● **Exercise material**:
= Beginning of Section =

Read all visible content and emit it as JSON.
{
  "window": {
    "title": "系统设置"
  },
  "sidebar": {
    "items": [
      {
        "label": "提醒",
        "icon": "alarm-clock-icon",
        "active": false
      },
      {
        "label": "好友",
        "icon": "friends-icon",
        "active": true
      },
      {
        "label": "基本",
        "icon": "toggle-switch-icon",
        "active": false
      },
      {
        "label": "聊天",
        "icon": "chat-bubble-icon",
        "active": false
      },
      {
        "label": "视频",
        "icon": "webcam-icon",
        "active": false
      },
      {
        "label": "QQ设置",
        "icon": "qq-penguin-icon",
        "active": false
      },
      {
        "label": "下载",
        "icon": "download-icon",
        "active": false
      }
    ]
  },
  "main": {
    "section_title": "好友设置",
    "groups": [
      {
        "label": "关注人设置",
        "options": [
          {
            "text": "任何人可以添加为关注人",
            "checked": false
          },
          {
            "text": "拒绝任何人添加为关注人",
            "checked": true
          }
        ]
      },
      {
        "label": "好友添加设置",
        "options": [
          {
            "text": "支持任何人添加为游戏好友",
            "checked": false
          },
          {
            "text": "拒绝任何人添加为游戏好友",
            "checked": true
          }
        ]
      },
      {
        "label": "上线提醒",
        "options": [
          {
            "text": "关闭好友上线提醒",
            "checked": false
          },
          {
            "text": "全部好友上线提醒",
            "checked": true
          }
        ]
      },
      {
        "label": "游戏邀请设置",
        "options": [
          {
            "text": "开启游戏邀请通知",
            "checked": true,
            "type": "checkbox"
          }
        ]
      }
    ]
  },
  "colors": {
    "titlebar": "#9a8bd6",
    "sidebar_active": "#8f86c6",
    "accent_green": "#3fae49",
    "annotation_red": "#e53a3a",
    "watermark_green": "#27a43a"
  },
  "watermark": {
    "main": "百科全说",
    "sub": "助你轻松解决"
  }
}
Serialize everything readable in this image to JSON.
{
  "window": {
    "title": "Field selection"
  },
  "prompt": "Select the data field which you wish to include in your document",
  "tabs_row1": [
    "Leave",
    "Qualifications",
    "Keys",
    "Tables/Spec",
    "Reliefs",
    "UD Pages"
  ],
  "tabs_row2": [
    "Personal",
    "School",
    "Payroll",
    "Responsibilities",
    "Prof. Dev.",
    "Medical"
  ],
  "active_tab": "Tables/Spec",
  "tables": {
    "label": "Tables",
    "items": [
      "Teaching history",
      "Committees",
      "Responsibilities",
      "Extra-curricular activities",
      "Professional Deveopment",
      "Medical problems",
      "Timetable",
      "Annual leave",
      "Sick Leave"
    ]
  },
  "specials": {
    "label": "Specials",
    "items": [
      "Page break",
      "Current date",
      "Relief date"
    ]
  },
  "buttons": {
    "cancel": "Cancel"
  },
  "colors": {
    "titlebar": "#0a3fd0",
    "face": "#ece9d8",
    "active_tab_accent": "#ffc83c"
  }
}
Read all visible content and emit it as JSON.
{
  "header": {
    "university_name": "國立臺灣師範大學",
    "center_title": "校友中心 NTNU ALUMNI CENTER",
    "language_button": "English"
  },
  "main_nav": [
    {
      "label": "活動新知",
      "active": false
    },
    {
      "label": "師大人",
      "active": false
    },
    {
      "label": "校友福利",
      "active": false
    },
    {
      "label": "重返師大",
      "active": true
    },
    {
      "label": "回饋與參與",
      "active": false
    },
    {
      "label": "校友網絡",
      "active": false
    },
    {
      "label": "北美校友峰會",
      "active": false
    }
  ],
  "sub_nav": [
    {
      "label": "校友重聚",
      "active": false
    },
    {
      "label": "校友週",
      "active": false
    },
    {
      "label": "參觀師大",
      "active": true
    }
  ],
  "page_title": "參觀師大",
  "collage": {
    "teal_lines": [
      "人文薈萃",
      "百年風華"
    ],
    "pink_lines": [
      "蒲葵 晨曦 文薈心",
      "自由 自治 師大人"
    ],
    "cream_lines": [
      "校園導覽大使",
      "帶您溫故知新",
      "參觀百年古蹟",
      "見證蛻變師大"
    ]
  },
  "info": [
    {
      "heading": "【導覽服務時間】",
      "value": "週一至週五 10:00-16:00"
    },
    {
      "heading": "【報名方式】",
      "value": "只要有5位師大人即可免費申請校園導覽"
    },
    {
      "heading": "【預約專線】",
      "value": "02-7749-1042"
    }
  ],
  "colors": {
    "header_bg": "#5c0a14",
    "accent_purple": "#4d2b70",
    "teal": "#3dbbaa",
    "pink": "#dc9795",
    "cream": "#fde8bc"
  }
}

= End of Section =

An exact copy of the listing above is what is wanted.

Read all visible content and emit it as JSON.
{
  "window": {
    "title": "系统设置"
  },
  "sidebar": {
    "items": [
      {
        "label": "提醒",
        "icon": "alarm-clock-icon",
        "active": false
      },
      {
        "label": "好友",
        "icon": "friends-icon",
        "active": true
      },
      {
        "label": "基本",
        "icon": "toggle-switch-icon",
        "active": false
      },
      {
        "label": "聊天",
        "icon": "chat-bubble-icon",
        "active": false
      },
      {
        "label": "视频",
        "icon": "webcam-icon",
        "active": false
      },
      {
        "label": "QQ设置",
        "icon": "qq-penguin-icon",
        "active": false
      },
      {
        "label": "下载",
        "icon": "download-icon",
        "active": false
      }
    ]
  },
  "main": {
    "section_title": "好友设置",
    "groups": [
      {
        "label": "关注人设置",
        "options": [
          {
            "text": "任何人可以添加为关注人",
            "checked": false
          },
          {
            "text": "拒绝任何人添加为关注人",
            "checked": true
          }
        ]
      },
      {
        "label": "好友添加设置",
        "options": [
          {
            "text": "支持任何人添加为游戏好友",
            "checked": false
          },
          {
            "text": "拒绝任何人添加为游戏好友",
            "checked": true
          }
        ]
      },
      {
        "label": "上线提醒",
        "options": [
          {
            "text": "关闭好友上线提醒",
            "checked": false
          },
          {
            "text": "全部好友上线提醒",
            "checked": true
          }
        ]
      },
      {
        "label": "游戏邀请设置",
        "options": [
          {
            "text": "开启游戏邀请通知",
            "checked": true,
            "type": "checkbox"
          }
        ]
      }
    ]
  },
  "colors": {
    "titlebar": "#9a8bd6",
    "sidebar_active": "#8f86c6",
    "accent_green": "#3fae49",
    "annotation_red": "#e53a3a",
    "watermark_green": "#27a43a"
  },
  "watermark": {
    "main": "百科全说",
    "sub": "助你轻松解决"
  }
}
Serialize everything readable in this image to JSON.
{
  "window": {
    "title": "Field selection"
  },
  "prompt": "Select the data field which you wish to include in your document",
  "tabs_row1": [
    "Leave",
    "Qualifications",
    "Keys",
    "Tables/Spec",
    "Reliefs",
    "UD Pages"
  ],
  "tabs_row2": [
    "Personal",
    "School",
    "Payroll",
    "Responsibilities",
    "Prof. Dev.",
    "Medical"
  ],
  "active_tab": "Tables/Spec",
  "tables": {
    "label": "Tables",
    "items": [
      "Teaching history",
      "Committees",
      "Responsibilities",
      "Extra-curricular activities",
      "Professional Deveopment",
      "Medical problems",
      "Timetable",
      "Annual leave",
      "Sick Leave"
    ]
  },
  "specials": {
    "label": "Specials",
    "items": [
      "Page break",
      "Current date",
      "Relief date"
    ]
  },
  "buttons": {
    "cancel": "Cancel"
  },
  "colors": {
    "titlebar": "#0a3fd0",
    "face": "#ece9d8",
    "active_tab_accent": "#ffc83c"
  }
}
Read all visible content and emit it as JSON.
{
  "header": {
    "university_name": "國立臺灣師範大學",
    "center_title": "校友中心 NTNU ALUMNI CENTER",
    "language_button": "English"
  },
  "main_nav": [
    {
      "label": "活動新知",
      "active": false
    },
    {
      "label": "師大人",
      "active": false
    },
    {
      "label": "校友福利",
      "active": false
    },
    {
      "label": "重返師大",
      "active": true
    },
    {
      "label": "回饋與參與",
      "active": false
    },
    {
      "label": "校友網絡",
      "active": false
    },
    {
      "label": "北美校友峰會",
      "active": false
    }
  ],
  "sub_nav": [
    {
      "label": "校友重聚",
      "active": false
    },
    {
      "label": "校友週",
      "active": false
    },
    {
      "label": "參觀師大",
      "active": true
    }
  ],
  "page_title": "參觀師大",
  "collage": {
    "teal_lines": [
      "人文薈萃",
      "百年風華"
    ],
    "pink_lines": [
      "蒲葵 晨曦 文薈心",
      "自由 自治 師大人"
    ],
    "cream_lines": [
      "校園導覽大使",
      "帶您溫故知新",
      "參觀百年古蹟",
      "見證蛻變師大"
    ]
  },
  "info": [
    {
      "heading": "【導覽服務時間】",
      "value": "週一至週五 10:00-16:00"
    },
    {
      "heading": "【報名方式】",
      "value": "只要有5位師大人即可免費申請校園導覽"
    },
    {
      "heading": "【預約專線】",
      "value": "02-7749-1042"
    }
  ],
  "colors": {
    "header_bg": "#5c0a14",
    "accent_purple": "#4d2b70",
    "teal": "#3dbbaa",
    "pink": "#dc9795",
    "cream": "#fde8bc"
  }
}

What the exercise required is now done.